Authored by the chairman of the senate’s commerce, science and transportation committee, John Thune (R – South Dakota), the bill would free up more spectrum for mobile broadband purposes, for both licensed and unlicensed users, and streamline procedures for installing broadband infrastructure – towers and fiber – on federal property.

Originally, it included conceptual dig once requirements for federal highway projects, but that language was cut out during the senate committee’s review process, making it more friendly to big incumbent cable and telephone companies who don’t fancy competition.

SB 2555 has bipartisan support and is more or less in line with Obama administration policies, but until this month’s election there were too many issues gumming up the works in Washington, DC to allow it to move ahead. With many of the what ifs off the table, it might be able to finally move forward.

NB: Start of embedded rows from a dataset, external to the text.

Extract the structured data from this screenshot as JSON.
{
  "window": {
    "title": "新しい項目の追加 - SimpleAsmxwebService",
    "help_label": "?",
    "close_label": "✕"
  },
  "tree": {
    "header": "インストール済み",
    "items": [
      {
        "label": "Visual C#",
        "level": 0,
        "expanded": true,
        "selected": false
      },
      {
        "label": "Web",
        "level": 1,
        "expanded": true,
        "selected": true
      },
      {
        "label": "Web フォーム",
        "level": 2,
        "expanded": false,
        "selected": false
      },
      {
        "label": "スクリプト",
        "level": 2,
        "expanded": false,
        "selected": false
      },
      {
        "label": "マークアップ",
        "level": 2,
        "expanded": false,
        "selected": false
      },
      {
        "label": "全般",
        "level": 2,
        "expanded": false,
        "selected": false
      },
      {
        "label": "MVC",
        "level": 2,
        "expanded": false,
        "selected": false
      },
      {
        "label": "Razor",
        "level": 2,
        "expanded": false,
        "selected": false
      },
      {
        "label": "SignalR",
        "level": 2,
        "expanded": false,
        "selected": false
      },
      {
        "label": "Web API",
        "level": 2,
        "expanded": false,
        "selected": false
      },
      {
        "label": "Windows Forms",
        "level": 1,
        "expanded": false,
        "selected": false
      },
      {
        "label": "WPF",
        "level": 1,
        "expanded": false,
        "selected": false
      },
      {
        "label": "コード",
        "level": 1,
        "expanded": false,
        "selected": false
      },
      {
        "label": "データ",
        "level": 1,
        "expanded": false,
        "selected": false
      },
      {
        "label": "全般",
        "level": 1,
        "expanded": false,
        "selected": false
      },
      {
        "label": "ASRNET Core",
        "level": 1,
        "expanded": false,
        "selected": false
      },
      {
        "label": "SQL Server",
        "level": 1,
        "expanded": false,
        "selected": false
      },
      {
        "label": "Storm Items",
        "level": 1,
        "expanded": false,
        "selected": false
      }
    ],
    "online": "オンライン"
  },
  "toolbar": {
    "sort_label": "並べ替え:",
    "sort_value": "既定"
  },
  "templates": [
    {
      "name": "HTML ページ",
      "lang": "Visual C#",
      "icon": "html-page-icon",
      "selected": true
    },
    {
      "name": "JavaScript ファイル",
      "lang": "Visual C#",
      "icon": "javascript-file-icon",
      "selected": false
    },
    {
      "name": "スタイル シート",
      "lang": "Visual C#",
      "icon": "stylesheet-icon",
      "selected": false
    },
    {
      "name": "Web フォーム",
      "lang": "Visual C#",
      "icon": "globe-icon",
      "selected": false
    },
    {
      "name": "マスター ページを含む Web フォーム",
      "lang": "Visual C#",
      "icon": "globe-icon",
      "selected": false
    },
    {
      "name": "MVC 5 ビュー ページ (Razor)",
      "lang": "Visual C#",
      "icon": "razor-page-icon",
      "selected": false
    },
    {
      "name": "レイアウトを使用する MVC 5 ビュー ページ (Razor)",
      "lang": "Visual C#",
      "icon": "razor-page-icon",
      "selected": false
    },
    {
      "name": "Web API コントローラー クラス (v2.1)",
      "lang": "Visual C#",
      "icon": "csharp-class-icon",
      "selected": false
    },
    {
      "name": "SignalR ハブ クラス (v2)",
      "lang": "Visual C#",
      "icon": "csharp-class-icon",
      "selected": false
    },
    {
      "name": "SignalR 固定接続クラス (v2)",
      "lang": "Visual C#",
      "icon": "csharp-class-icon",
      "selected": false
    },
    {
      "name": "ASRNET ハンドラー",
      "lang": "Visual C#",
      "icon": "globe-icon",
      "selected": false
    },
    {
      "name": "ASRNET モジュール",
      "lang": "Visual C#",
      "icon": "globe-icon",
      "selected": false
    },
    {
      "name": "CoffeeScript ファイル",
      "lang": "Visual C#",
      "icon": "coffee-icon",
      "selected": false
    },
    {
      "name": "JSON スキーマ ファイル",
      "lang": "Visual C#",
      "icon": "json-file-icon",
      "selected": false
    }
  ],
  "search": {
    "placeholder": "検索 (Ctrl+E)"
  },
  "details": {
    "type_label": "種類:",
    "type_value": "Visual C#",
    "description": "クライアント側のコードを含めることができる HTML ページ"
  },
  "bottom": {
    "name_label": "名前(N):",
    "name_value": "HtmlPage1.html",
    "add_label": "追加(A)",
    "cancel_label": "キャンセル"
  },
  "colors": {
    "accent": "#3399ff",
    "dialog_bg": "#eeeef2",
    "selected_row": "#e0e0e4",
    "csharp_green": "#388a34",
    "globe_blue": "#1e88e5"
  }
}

Efforts to get the Federal Communications Commission out of the business of regulating terms and rates for Internet service – a move that would blow a giant hole in the decision to regulate it on a common carrier basis – appear dead. For now. House resolution 2666 will likely fade away in the senate, instead of being passed and almost certainly vetoed by president Obama. Similar language was tacked onto a major budget bill, which has since been pulled off the table. Republicans have decided to wait until the Trump administration takes office before tackling significant budget issues, and it’s a fair assumption they’ll want to do the same regarding broadband regulation, particularly since the FCC will also have a republican majority then.

President-elect Trump hasn’t given any indication of which way he leans on the nitty gritty of telecoms policy, such as found in SB 2555 and HR 2666. It’s very possible it’s not on his radar and he’ll be content to let congress call the shots. If that’s the case, the republican telecoms bills introduced this session may be the best clue we have for what’s coming next.